→ **LISTED RECORDS**:
◇ ◇ ◇ ◇

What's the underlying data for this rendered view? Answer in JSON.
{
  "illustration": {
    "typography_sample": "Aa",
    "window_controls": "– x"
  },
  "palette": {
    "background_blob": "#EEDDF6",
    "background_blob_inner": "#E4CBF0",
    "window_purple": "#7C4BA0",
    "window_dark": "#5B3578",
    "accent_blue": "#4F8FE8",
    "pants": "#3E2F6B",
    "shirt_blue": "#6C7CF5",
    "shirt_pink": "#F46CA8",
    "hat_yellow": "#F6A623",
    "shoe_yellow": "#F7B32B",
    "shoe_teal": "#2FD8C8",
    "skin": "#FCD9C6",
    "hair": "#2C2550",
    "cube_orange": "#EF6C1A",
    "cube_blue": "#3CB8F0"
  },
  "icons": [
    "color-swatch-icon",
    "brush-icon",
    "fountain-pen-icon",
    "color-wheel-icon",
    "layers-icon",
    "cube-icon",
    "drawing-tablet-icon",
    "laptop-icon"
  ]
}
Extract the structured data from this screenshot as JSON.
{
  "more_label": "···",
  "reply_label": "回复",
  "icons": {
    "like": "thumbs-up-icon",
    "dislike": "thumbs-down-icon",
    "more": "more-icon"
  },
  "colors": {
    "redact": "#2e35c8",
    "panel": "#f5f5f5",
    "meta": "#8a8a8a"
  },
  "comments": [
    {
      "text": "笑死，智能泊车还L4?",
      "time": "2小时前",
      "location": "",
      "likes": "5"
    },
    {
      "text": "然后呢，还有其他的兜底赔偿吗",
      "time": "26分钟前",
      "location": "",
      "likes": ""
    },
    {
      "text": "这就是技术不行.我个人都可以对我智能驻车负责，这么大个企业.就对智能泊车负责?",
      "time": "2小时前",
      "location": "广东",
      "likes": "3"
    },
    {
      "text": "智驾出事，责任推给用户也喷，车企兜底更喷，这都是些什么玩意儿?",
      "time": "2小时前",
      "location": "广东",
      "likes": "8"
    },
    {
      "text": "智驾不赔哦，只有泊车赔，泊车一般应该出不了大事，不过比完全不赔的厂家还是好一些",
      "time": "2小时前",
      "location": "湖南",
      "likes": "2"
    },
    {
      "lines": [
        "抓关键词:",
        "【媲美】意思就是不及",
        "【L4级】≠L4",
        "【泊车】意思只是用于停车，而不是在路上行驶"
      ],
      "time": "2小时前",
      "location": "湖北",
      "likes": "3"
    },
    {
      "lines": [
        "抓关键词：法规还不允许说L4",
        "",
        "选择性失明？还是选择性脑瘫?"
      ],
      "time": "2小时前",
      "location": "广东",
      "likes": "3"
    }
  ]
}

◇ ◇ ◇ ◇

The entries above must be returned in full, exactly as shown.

What's the underlying data for this rendered view? Answer in JSON.
{
  "illustration": {
    "typography_sample": "Aa",
    "window_controls": "– x"
  },
  "palette": {
    "background_blob": "#EEDDF6",
    "background_blob_inner": "#E4CBF0",
    "window_purple": "#7C4BA0",
    "window_dark": "#5B3578",
    "accent_blue": "#4F8FE8",
    "pants": "#3E2F6B",
    "shirt_blue": "#6C7CF5",
    "shirt_pink": "#F46CA8",
    "hat_yellow": "#F6A623",
    "shoe_yellow": "#F7B32B",
    "shoe_teal": "#2FD8C8",
    "skin": "#FCD9C6",
    "hair": "#2C2550",
    "cube_orange": "#EF6C1A",
    "cube_blue": "#3CB8F0"
  },
  "icons": [
    "color-swatch-icon",
    "brush-icon",
    "fountain-pen-icon",
    "color-wheel-icon",
    "layers-icon",
    "cube-icon",
    "drawing-tablet-icon",
    "laptop-icon"
  ]
}
Extract the structured data from this screenshot as JSON.
{
  "more_label": "···",
  "reply_label": "回复",
  "icons": {
    "like": "thumbs-up-icon",
    "dislike": "thumbs-down-icon",
    "more": "more-icon"
  },
  "colors": {
    "redact": "#2e35c8",
    "panel": "#f5f5f5",
    "meta": "#8a8a8a"
  },
  "comments": [
    {
      "text": "笑死，智能泊车还L4?",
      "time": "2小时前",
      "location": "",
      "likes": "5"
    },
    {
      "text": "然后呢，还有其他的兜底赔偿吗",
      "time": "26分钟前",
      "location": "",
      "likes": ""
    },
    {
      "text": "这就是技术不行.我个人都可以对我智能驻车负责，这么大个企业.就对智能泊车负责?",
      "time": "2小时前",
      "location": "广东",
      "likes": "3"
    },
    {
      "text": "智驾出事，责任推给用户也喷，车企兜底更喷，这都是些什么玩意儿?",
      "time": "2小时前",
      "location": "广东",
      "likes": "8"
    },
    {
      "text": "智驾不赔哦，只有泊车赔，泊车一般应该出不了大事，不过比完全不赔的厂家还是好一些",
      "time": "2小时前",
      "location": "湖南",
      "likes": "2"
    },
    {
      "lines": [
        "抓关键词:",
        "【媲美】意思就是不及",
        "【L4级】≠L4",
        "【泊车】意思只是用于停车，而不是在路上行驶"
      ],
      "time": "2小时前",
      "location": "湖北",
      "likes": "3"
    },
    {
      "lines": [
        "抓关键词：法规还不允许说L4",
        "",
        "选择性失明？还是选择性脑瘫?"
      ],
      "time": "2小时前",
      "location": "广东",
      "likes": "3"
    }
  ]
}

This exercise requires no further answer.